The Milkshake For The Tipsy (SGD $15) consists of Magnum milkshake cream, which is essentially a vanilla Magnum ice cream mix that is laced with Bailey's Irish Cream, then garnished with a chocolate wafer stick and Magnum chocolate coins.

Milkshake For The Tipsy 01

Milkshake For The Tipsy 02

Milkshake For The Tipsy 03

Milkshake For The Tipsy 04

The Drunken Pear (SGD $17) is beautifully presented, with a vanilla Magnum ice cream covered in chocolate sauce strips and strawberry sauce strips, topped with fresh herbs. The base are fresh pears poached in wine till soft, wines used include Merlot and Chardonnay. Fragrant, tasty and delightful to eat.

The Drunken Pear 01

The Drunken Pear 02

The Drunken Pear 03

The Drunken Pear 04

The Magnum Milk & Cookies (SGD $12) features fresh, home made crumbed chocolate chip cookies and whole double chocolate cookies. Topped with a vanilla Magnum ice cream, fresh mint leaves and a tangy lemon citrus reduction, garnished with a Magnum 'M' symbol made with cocoa powder.

Milk & Cookies 01

Milk & Cookies 02

Milk & Cookies 03

Milk & Cookies 04

My own Magnum ice cream creation, The Sinner. Coated all over in Dark Chocolate, sprinkled with crunchy Pistachio Chips and chewy Desiccated Coconut for a bit of naughty fun, add in a little Sea Salt for a salty contrast to cut through the sweet, and you have a sinfully good dessert!

The Sinner - Dark Chocolate, Pistachio Chips, Desiccated Coconut, Sea Salt 01

The Sinner - Dark Chocolate, Pistachio Chips, Desiccated Coconut, Sea Salt 02

The Sinner - Dark Chocolate, Pistachio Chips, Desiccated Coconut, Sea Salt 03

The Sinner - Dark Chocolate, Pistachio Chips, Desiccated Coconut, Sea Salt 04

My own Magnum ice cream creation, The Saint.

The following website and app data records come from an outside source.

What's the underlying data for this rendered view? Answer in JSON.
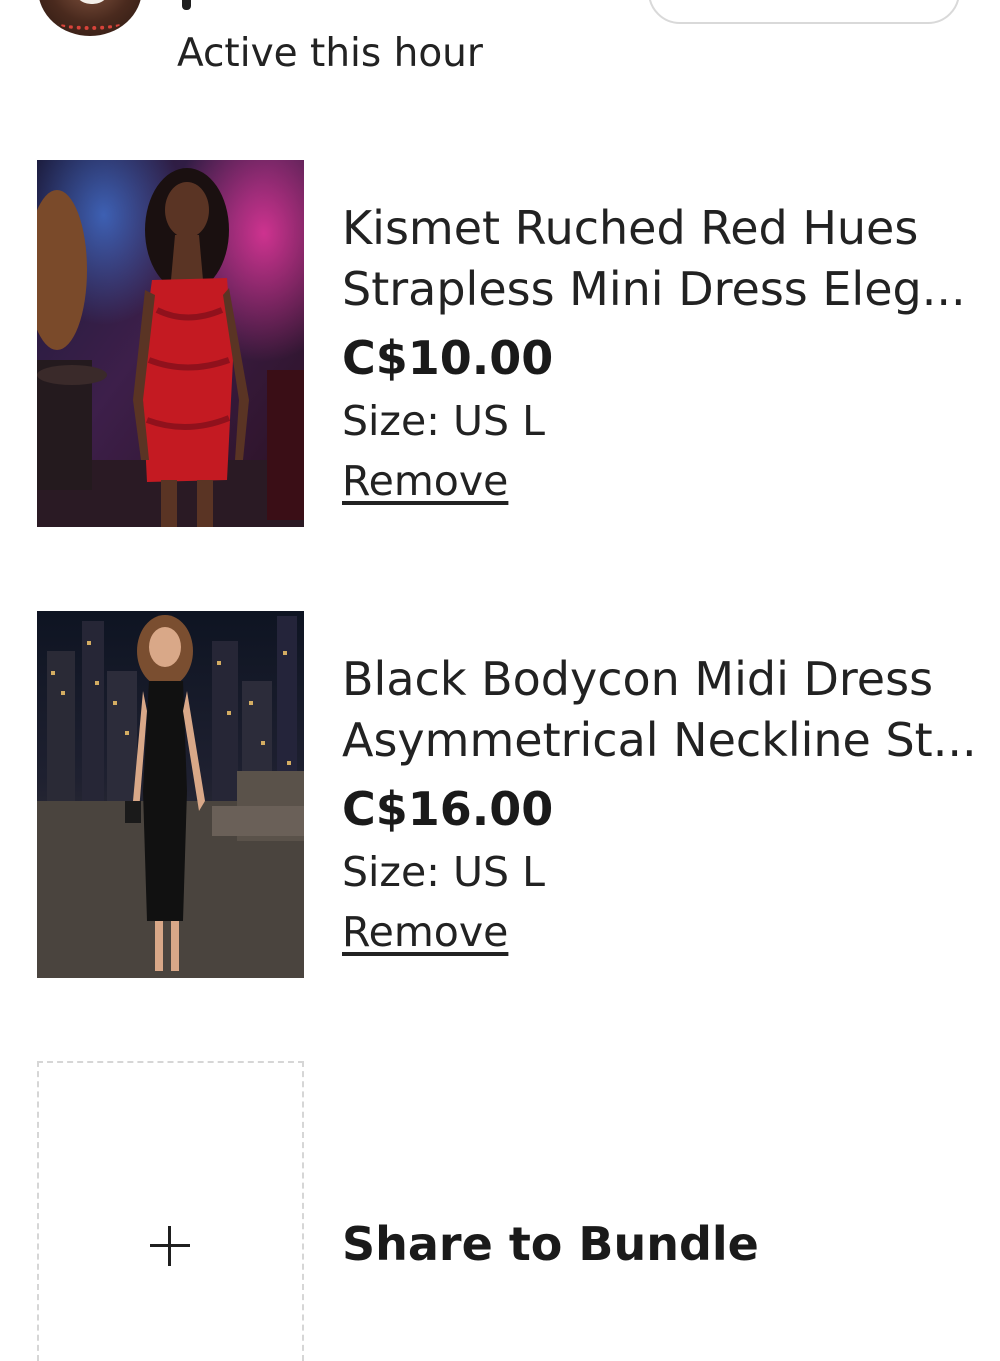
{
  "seller": {
    "status": "Active this hour"
  },
  "items": [
    {
      "title_line1": "Kismet Ruched Red Hues",
      "title_line2": "Strapless Mini Dress Eleg...",
      "price": "C$10.00",
      "size": "Size: US L",
      "remove_label": "Remove"
    },
    {
      "title_line1": "Black Bodycon Midi Dress",
      "title_line2": "Asymmetrical Neckline St...",
      "price": "C$16.00",
      "size": "Size: US L",
      "remove_label": "Remove"
    }
  ],
  "bundle": {
    "label": "Share to Bundle",
    "icon": "plus-icon"
  },
  "colors": {
    "text": "#1f1f1f",
    "dashed_border": "#d6d6d6",
    "dress_red": "#c41a22",
    "dress_black": "#111111"
  }
}
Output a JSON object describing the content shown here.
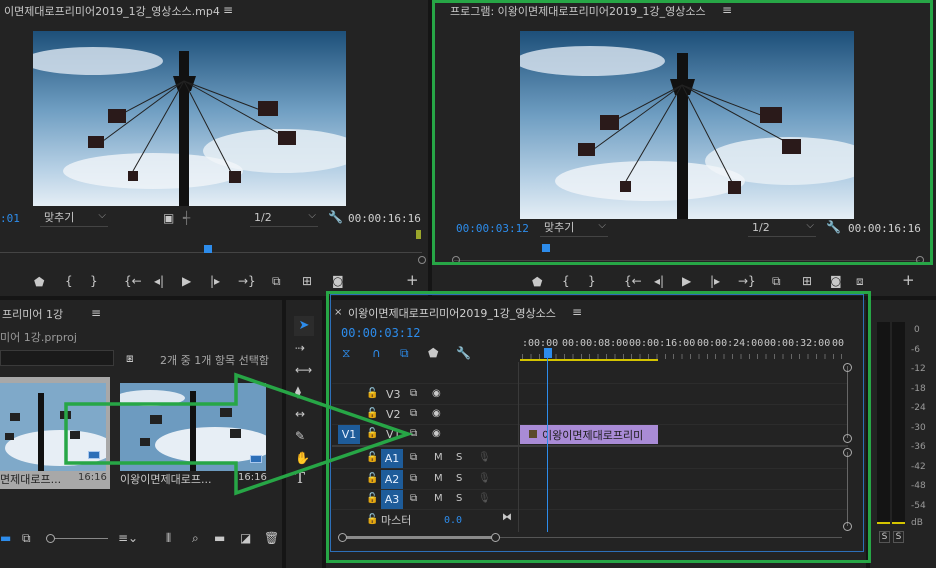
{
  "source_monitor": {
    "title": "이면제대로프리미어2019_1강_영상소스.mp4",
    "timecode_left": ":01",
    "fit": "맞추기",
    "resolution": "1/2",
    "duration": "00:00:16:16"
  },
  "program_monitor": {
    "title": "프로그램: 이왕이면제대로프리미어2019_1강_영상소스",
    "timecode": "00:00:03:12",
    "fit": "맞추기",
    "resolution": "1/2",
    "duration": "00:00:16:16"
  },
  "project_panel": {
    "title": "프리미어 1강",
    "filename": "미어 1강.prproj",
    "selection": "2개 중 1개 항목 선택함",
    "items": [
      {
        "name": "면제대로프...",
        "duration": "16:16"
      },
      {
        "name": "이왕이면제대로프...",
        "duration": "16:16"
      }
    ]
  },
  "timeline": {
    "tab_title": "이왕이면제대로프리미어2019_1강_영상소스",
    "timecode": "00:00:03:12",
    "ruler": [
      ":00:00",
      "00:00:08:00",
      "00:00:16:00",
      "00:00:24:00",
      "00:00:32:00",
      "00"
    ],
    "tracks": {
      "v3": "V3",
      "v2": "V2",
      "v1": "V1",
      "v1_target": "V1",
      "a1": "A1",
      "a2": "A2",
      "a3": "A3",
      "master": "마스터",
      "master_value": "0.0",
      "m": "M",
      "s": "S"
    },
    "clip_label": "이왕이면제대로프리미"
  },
  "meter": {
    "labels": [
      "0",
      "-6",
      "-12",
      "-18",
      "-24",
      "-30",
      "-36",
      "-42",
      "-48",
      "-54",
      "dB"
    ],
    "solo": "S"
  },
  "colors": {
    "accent_green": "#27a646",
    "timecode_blue": "#2d8ceb",
    "clip_purple": "#a98bd6"
  },
  "icons": {
    "type_tool": "T"
  }
}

Coated all over in light White Chocolate, sprinkled with crunchy Almond Flakes and Rose Petals for a bit of elegant fragrance, add in a little Chilli Flakes for a spicy contrast to cut through the sweet, and you have a heavenly good dessert!

The Saint - White Chocolate, Almond Flakes, Rose Petals, Chilli Flakes 01

The Saint - White Chocolate, Almond Flakes, Rose Petals, Chilli Flakes 02

The Saint - White Chocolate, Almond Flakes, Rose Petals, Chilli Flakes 03

The Saint - White Chocolate, Almond Flakes, Rose Petals, Chilli Flakes 04

Magnum ice cream is sold in most major supermarkets in Singapore, and there are up to 10 different varieties available, including Magnum Classic, Magnum White, Magnum Dark, Magnum Almond, Magnum Double Caramel, Magnum Black Espresso, Magnum Pink Marc De Champagne, Magnum Mint, Magnum Gold, and Magnum Chocolate Infinity.

Magnum Classic

Magnum White

Magnum Dark

Magnum Almond

Magnum Double Caramel

Magnum Black Espresso

Magnum Pink Marc De Champagne

Magnum Mint

Magnum Gold

Magnum Chocolate Infinity

The Goldfinger (SGD $11) was my least favourite. A halved vanilla Magnum ice cream is coated in chocolate sauce, while the other half is wrapped in a thin crepe. Garnished with peanuts, chocolate shavings and edible gold nuggets, this dish is pretty to look at, but taste is just decent.

Goldfinger 01

Goldfinger 02

Goldfinger 03

Goldfinger 04